During her time as a politician Cathy actively worked in Parliament to develop policy around regional development, constitutional change for first nations people and a solution to the indefinite detention of asylum seekers.
In 2019 Cathy was awarded The Accountability Round Table award for political integrity. She was made an Officer of the Order of Australia in 2004 "for service to the community through raising awareness of and stimulating debate about issues affecting women in regional, rural and remote areas."
Cathy is a La Trobe University Vice-Chancellor's Fellow, a Churchill Fellow and lives very happily on her farm in the Indigo Valley in NE Victoria.
Professor Mary Stuart is Vice Chancellor of the University of Lincoln.
She is a graduate of the University of Cape Town, SA and the Open University, UK where she obtained her Doctorate in Social Policy in 1998. Her research interests are focussed on social mobility and higher education, Life Histories and Civic Engagement and Leadership in 21st Century organisations.
Mary has a strong track record in all aspects of university leadership, having worked in senior roles in three different universities. Since joining Lincoln she has developed the University significantly, including growing Science provision and establishing a new Medical School and developing a strong research base centred on local to global activities including the Lincoln Institute of Agri-Food Technology and the Lincoln International Institute for Rural Health and Care and the Centre for Culture and Creativity. Mary has driven local and regional engagement highlighting Lincoln’s role as a 21st century Civic University, to enhance the regional economy and to connect the global challenges with local need. She has recently worked as a Commissioner on the Civic University Commission to develop national policy guidelines on Civic Universities. She is the founder of the 21st century Lab examining higher education’s response to changing society in our time.
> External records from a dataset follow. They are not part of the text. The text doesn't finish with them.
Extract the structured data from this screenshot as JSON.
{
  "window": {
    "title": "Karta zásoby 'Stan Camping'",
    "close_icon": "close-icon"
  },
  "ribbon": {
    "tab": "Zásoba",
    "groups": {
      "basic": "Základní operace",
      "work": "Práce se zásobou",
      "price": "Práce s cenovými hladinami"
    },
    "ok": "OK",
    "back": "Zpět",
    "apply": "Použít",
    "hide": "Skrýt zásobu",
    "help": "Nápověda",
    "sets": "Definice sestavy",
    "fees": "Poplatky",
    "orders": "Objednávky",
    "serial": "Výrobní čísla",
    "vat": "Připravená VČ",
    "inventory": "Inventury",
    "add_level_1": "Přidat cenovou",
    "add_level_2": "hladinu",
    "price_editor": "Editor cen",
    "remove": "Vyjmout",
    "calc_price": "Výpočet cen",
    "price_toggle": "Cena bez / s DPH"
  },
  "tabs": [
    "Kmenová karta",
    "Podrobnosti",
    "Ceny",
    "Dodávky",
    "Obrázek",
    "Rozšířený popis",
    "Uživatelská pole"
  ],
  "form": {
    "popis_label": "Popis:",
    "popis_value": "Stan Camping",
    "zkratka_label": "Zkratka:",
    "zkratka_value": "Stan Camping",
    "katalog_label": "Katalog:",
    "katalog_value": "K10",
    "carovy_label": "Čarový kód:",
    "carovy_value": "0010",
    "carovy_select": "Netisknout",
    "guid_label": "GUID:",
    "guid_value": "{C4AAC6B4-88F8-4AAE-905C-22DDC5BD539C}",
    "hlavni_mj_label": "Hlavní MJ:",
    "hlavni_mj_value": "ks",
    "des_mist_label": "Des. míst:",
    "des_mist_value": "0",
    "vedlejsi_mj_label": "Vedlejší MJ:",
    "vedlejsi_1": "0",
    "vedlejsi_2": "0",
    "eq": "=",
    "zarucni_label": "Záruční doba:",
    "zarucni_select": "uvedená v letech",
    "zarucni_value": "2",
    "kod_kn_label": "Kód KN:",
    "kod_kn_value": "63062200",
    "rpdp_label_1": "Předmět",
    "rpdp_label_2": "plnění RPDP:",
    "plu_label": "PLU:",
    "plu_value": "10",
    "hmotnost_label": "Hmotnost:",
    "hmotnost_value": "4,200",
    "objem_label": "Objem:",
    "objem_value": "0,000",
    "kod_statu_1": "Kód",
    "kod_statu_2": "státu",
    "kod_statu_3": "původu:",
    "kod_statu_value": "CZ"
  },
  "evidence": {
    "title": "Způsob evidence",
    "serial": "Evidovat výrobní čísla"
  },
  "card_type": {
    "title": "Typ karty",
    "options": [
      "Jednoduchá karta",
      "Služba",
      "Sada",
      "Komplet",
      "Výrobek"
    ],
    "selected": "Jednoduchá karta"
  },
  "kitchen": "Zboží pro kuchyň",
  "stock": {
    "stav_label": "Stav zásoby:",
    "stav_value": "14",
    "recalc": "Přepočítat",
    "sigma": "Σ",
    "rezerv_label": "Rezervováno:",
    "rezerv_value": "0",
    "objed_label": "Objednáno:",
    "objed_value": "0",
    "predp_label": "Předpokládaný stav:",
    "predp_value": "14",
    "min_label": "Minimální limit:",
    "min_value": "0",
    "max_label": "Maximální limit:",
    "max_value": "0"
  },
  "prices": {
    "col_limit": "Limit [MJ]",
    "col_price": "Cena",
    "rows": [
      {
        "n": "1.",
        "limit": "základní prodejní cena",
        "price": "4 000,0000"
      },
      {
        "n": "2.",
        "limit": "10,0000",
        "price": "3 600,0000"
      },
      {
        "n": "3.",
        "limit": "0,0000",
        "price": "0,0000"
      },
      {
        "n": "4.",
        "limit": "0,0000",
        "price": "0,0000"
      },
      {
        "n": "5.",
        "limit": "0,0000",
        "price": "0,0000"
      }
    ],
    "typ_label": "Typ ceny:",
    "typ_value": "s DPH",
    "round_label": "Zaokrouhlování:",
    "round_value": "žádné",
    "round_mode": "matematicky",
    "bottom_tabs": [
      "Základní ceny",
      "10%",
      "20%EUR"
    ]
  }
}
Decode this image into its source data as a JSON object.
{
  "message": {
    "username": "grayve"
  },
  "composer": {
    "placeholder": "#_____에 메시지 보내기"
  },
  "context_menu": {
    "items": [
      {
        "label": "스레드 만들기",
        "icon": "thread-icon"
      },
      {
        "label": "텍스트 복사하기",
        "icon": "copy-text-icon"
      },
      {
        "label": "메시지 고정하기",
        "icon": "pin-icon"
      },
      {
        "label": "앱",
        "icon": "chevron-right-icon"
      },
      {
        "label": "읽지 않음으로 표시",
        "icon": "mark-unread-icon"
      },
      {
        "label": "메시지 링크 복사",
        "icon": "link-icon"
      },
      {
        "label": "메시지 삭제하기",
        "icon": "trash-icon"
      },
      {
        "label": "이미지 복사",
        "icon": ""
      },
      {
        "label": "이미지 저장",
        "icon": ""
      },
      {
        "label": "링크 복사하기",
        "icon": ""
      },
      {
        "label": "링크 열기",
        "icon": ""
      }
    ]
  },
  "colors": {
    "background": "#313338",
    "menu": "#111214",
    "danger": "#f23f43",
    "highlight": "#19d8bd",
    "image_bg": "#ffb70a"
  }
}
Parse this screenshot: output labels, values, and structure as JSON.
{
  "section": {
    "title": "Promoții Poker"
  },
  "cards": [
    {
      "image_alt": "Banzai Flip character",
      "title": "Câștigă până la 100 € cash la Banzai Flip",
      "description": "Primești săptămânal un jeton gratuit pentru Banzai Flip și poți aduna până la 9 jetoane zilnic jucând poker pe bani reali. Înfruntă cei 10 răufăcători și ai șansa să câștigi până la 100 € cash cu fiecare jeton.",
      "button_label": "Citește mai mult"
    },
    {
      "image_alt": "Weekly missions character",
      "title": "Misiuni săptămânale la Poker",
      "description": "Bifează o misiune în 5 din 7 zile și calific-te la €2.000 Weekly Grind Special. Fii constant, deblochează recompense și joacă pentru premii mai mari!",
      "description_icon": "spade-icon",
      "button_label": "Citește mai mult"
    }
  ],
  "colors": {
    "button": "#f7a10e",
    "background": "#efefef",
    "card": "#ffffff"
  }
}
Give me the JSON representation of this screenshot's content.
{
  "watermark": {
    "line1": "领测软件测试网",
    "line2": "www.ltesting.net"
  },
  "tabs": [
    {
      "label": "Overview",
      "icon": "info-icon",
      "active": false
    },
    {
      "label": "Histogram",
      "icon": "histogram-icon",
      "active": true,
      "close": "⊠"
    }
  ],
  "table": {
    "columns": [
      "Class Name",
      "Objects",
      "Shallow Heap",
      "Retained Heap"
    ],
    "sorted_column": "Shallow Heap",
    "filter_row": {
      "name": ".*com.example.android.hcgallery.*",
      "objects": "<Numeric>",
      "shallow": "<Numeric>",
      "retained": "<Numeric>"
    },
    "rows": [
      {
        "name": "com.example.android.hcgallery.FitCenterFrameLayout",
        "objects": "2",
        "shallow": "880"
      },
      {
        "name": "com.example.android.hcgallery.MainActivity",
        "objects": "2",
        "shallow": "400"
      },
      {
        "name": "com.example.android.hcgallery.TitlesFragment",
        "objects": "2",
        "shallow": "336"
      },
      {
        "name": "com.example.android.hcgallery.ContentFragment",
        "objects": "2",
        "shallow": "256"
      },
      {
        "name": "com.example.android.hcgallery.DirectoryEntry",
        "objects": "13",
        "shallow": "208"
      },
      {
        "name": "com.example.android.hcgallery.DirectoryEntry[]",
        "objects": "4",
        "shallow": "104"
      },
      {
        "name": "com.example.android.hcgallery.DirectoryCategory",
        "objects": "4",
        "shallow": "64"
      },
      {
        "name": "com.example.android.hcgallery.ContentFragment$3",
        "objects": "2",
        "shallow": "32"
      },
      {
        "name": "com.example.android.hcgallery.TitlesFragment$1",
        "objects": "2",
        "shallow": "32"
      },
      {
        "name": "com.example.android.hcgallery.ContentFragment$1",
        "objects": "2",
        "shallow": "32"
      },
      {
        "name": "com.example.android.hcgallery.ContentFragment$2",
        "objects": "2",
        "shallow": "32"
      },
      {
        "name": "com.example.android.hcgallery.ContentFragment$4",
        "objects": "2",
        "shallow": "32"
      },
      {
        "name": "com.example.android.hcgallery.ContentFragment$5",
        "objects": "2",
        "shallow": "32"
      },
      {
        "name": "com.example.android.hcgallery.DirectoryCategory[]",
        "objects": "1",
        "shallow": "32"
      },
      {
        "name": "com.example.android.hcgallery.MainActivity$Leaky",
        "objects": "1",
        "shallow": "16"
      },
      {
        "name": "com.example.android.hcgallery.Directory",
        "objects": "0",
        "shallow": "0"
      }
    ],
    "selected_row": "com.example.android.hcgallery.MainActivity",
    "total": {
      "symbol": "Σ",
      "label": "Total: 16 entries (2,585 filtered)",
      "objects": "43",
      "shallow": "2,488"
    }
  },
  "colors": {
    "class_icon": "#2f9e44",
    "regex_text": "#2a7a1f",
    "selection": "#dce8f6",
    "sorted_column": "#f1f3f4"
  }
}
Passionate about the student experience, Mary seeks to continually drive change and improvements in partnership with students, alumni and the academic community promoting the traditional concept of a community of scholars. Mary was named as the Guardian’s ‘Most Inspiring Leader in Higher Education’ at their HE awards in 2018. She was also awarded a CBE for her services to Higher Education in the same year. This year the University of Lincoln was named as Modern University of the Year in the Times and Sunday Times Good University Guide and this year Mary was awarded the Lifetime Achievement Award by the Lincolnshire Chamber of Commerce.
Mary has always been involved in policy developments nationally. She was a Higher Education Funding Council for England Board member until 2018 and is currently a Commissioner on the UPP Foundation’s Student Futures Commission, was Vice Chair of University UK’s Advisory panel on Admissions and a commissioner on the Civic Universities Commission, a Trustee of the Universities Partnership Programme (UPP) Foundation and a Fellow of the Bridge Group. Mary is also a member of the National Civic University Network Advisory Group and a member of the Arts Council Cultural Cities Recovery Roundtable. This year after the establishment of the UPP/WonkHE Student Futures Commission, Mary has been appointed as one of the Commissioners. She will be the Chair the sub theme on international students for the future which will report at the end of 2021.
Regional and community commitments
Mary is Chair of the Lincoln Cultural and Arts Partnership (LCAP) and a Founding Director of the Greater Lincolnshire Local Enterprise Partnership (GLLEP). She is a member of the Greater Lincolnshire Leaders Board, Chair of the Greater Lincolnshire Innovation Council, Director of Lincoln Science and Innovation Park (LSIP), Chair of the Members of Lincolnshire Educational Trust (LET) and member of the Lincoln University Technical College (UTC). Mary also chairs the Lincoln Town Deal Board and the North Lincolnshire Town Deal Board supporting her local town's economic, social and cultural development.